By now the press has made quite a coverage about the potential ban of live lobster importation into the European market, and this threat as created some turmoil on the East Coast fisheries. This story came out in the industry press in March 2016 and was relayed by the Canadian and in the American press. By May 2016 the story has spread to the local press in the different fishing communities along the Canadian and American East Coast, such as Boston, as well as to major newspapers such as the Wall Street Journal and the National Post.
What make this issue complex is that the call to ban this shellfish comes from different voices and for different reasons.
First there is the case of the North American Lobster being an invasive species in the European seas. The fact that many European have placed the North American Lobster (Homarus americanus) in their invasive species list is not a new story. The Lobster is on Norway’s invasive species list at least since 2012. It is also on the Sweden list at least since 2013 and on Great Britain’s one since at least 2015. But it was still legal to import this live shellfish in these countries. The invasive aspect is backed by scientific arguments that are challenged and discussed from each side of the Atlantic. Sweden has moved this issue to the front line at least since February 2014 when they announced that they would “supports the efforts to stop the import of living American lobsters” in Europe. So the North American Lobster fishery should have seen his problem coming long before this year’s announcements, based on these information.
The issues of Lobster ending up in the European waters and of the ban are also an effect of the fight of the animal rights group.

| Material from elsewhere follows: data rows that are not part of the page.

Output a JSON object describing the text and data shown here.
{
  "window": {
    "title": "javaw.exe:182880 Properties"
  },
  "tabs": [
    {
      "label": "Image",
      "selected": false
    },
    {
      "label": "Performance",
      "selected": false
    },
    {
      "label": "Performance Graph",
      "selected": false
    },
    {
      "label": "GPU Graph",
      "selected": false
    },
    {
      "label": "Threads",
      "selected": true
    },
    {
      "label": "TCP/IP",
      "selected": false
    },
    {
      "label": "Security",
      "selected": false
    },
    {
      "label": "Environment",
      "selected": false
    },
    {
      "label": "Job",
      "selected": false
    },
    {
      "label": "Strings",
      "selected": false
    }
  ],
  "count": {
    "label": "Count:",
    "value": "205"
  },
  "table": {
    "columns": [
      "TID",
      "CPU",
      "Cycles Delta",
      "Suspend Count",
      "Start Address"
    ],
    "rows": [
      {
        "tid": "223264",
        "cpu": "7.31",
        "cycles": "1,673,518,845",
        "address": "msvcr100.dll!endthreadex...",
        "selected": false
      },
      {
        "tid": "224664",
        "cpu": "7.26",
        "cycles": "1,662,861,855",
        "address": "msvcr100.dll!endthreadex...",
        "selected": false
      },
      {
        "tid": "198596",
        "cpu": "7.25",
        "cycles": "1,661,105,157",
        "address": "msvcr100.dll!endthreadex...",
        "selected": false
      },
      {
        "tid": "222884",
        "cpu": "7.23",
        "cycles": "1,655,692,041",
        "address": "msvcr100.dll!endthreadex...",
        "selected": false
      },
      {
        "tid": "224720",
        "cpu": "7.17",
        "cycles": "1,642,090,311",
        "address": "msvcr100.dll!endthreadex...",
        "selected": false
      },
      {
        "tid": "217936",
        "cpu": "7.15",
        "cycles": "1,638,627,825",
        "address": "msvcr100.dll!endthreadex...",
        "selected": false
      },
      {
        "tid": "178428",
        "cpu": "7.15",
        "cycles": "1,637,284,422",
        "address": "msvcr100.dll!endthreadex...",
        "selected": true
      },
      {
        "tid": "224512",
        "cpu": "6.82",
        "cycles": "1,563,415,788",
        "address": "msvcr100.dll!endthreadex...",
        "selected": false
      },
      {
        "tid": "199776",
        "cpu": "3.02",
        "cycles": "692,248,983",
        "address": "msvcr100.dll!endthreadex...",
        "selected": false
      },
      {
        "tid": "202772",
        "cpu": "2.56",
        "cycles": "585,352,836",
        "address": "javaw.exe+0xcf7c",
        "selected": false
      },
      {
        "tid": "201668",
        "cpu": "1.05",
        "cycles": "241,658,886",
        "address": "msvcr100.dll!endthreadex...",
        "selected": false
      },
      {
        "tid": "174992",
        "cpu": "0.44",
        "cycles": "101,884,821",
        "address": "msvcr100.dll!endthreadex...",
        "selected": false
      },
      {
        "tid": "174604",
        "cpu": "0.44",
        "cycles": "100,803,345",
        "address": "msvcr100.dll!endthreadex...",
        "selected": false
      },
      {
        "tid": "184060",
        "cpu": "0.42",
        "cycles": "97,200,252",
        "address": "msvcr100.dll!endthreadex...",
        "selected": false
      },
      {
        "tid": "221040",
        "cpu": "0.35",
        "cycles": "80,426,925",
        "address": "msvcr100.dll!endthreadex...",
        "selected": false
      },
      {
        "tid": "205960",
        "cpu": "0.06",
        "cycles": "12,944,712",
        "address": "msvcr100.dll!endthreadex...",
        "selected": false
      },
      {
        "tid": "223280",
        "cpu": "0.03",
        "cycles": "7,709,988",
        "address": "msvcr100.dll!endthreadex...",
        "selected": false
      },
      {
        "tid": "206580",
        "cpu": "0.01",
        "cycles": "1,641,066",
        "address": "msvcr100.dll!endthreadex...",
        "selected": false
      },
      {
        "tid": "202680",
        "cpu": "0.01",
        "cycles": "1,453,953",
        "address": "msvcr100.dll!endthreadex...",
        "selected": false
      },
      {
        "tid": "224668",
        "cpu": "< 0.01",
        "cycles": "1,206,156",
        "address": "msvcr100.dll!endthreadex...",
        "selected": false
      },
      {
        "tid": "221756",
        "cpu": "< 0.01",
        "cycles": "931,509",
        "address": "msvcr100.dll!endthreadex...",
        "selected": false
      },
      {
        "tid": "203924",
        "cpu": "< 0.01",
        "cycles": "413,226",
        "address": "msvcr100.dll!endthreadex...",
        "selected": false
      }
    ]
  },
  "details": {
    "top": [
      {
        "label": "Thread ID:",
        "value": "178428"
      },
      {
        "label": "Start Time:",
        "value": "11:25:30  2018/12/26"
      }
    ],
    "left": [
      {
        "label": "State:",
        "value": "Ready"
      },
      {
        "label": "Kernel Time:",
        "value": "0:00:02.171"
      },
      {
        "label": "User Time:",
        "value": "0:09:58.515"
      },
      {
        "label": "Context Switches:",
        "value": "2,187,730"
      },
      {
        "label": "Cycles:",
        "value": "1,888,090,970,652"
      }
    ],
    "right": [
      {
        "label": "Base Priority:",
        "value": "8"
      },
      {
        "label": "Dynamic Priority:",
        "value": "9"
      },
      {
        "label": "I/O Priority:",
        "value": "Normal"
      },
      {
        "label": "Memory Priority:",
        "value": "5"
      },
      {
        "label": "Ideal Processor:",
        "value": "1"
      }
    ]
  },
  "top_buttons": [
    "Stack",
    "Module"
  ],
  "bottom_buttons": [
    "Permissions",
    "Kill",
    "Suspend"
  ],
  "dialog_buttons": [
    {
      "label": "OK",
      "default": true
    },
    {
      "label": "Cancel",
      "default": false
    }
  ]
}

In 2015, such a group made the headlines with their “attack” on a Dublin seafood restaurant to “free” live Lobsters. The animals were released to the open sea. Groups like Peta, the Shellfish Network and the Albert Schweitzer Foundation, among others, are fighting against either the consumption or the “inhumane” cooking of live Lobster and contribute in their own ways to the European ban effort. For example, in 2013, the Albert Schweitzer Foundation put pressure on German supermarkets to ban the selling of live Lobster. Ironically, by releasing specimen in open sea, these groups also contribute to the invasion of the Lobster in their own countries seas.
The reason why this issue was brought back to media in spring 2016, by countries like Sweden, is most likely related to the fact that the European Union was to adopt its first list of invasive alien species in the upcoming July 2016. There is a strong possibility that Sweden and Norway were lobbying the European Union to go for the ban, which would have most likely favor their own lobster fishery industry. But the Homarus Americanus Lobster was finally not on the list.